- Provided records
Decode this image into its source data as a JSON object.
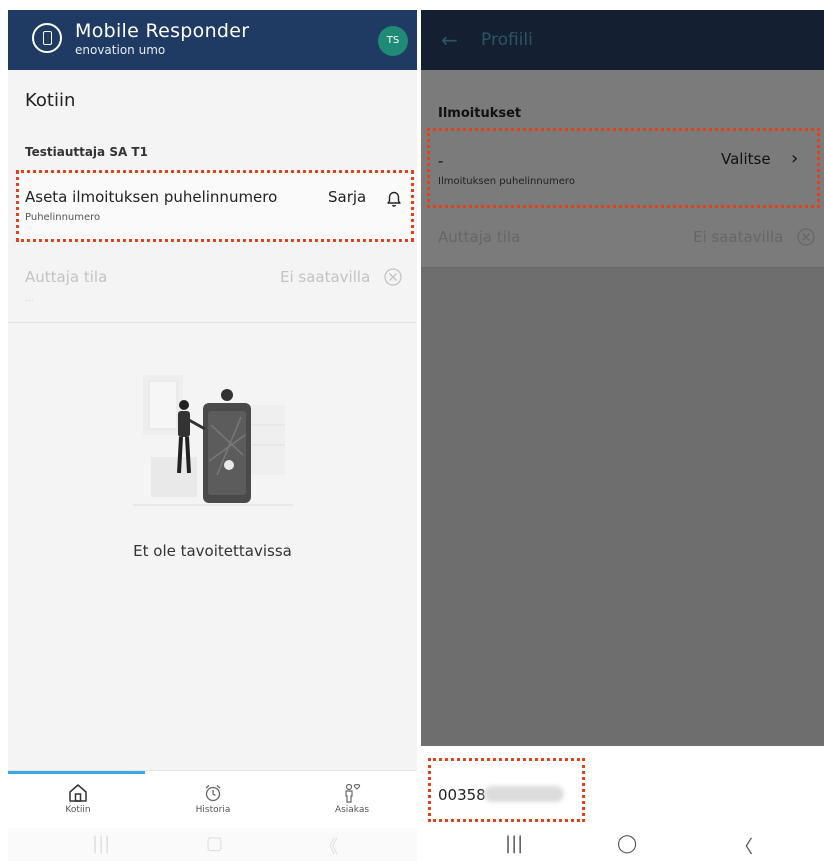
{
  "left": {
    "header": {
      "brand_title": "Mobile Responder",
      "brand_sub": "enovation umo",
      "avatar_initials": "TS"
    },
    "page_title": "Kotiin",
    "section_title": "Testiauttaja SA T1",
    "row_notification": {
      "title": "Aseta ilmoituksen puhelinnumero",
      "subtitle": "Puhelinnumero",
      "value": "Sarja",
      "icon": "bell-icon"
    },
    "row_status": {
      "title": "Auttaja tila",
      "subtitle": "...",
      "value": "Ei saatavilla",
      "icon": "close-circle-icon"
    },
    "empty_text": "Et ole tavoitettavissa",
    "bottom_nav": [
      {
        "label": "Kotiin",
        "icon": "home-icon"
      },
      {
        "label": "Historia",
        "icon": "alarm-clock-icon"
      },
      {
        "label": "Asiakas",
        "icon": "person-heart-icon"
      }
    ],
    "system_nav": {
      "recent": "|||",
      "home": "▢",
      "back": "《"
    }
  },
  "right": {
    "header": {
      "back": "←",
      "title": "Profiili"
    },
    "section_title": "Ilmoitukset",
    "row_notification": {
      "title": "-",
      "subtitle": "Ilmoituksen puhelinnumero",
      "value": "Valitse",
      "chevron": "›"
    },
    "row_status": {
      "title": "Auttaja tila",
      "value": "Ei saatavilla",
      "icon": "close-circle-icon"
    },
    "phone_input": {
      "value": "00358"
    },
    "system_nav": {
      "recent": "|||",
      "home": "◯",
      "back": "〈"
    }
  },
  "colors": {
    "header_left": "#1f3a63",
    "header_right": "#142032",
    "avatar": "#1f8a76",
    "highlight_dots": "#e4411b",
    "nav_indicator": "#3aa9e3"
  }
}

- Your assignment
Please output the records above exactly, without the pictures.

- Response
Decode this image into its source data as a JSON object.
{
  "left": {
    "header": {
      "brand_title": "Mobile Responder",
      "brand_sub": "enovation umo",
      "avatar_initials": "TS"
    },
    "page_title": "Kotiin",
    "section_title": "Testiauttaja SA T1",
    "row_notification": {
      "title": "Aseta ilmoituksen puhelinnumero",
      "subtitle": "Puhelinnumero",
      "value": "Sarja",
      "icon": "bell-icon"
    },
    "row_status": {
      "title": "Auttaja tila",
      "subtitle": "...",
      "value": "Ei saatavilla",
      "icon": "close-circle-icon"
    },
    "empty_text": "Et ole tavoitettavissa",
    "bottom_nav": [
      {
        "label": "Kotiin",
        "icon": "home-icon"
      },
      {
        "label": "Historia",
        "icon": "alarm-clock-icon"
      },
      {
        "label": "Asiakas",
        "icon": "person-heart-icon"
      }
    ],
    "system_nav": {
      "recent": "|||",
      "home": "▢",
      "back": "《"
    }
  },
  "right": {
    "header": {
      "back": "←",
      "title": "Profiili"
    },
    "section_title": "Ilmoitukset",
    "row_notification": {
      "title": "-",
      "subtitle": "Ilmoituksen puhelinnumero",
      "value": "Valitse",
      "chevron": "›"
    },
    "row_status": {
      "title": "Auttaja tila",
      "value": "Ei saatavilla",
      "icon": "close-circle-icon"
    },
    "phone_input": {
      "value": "00358"
    },
    "system_nav": {
      "recent": "|||",
      "home": "◯",
      "back": "〈"
    }
  },
  "colors": {
    "header_left": "#1f3a63",
    "header_right": "#142032",
    "avatar": "#1f8a76",
    "highlight_dots": "#e4411b",
    "nav_indicator": "#3aa9e3"
  }
}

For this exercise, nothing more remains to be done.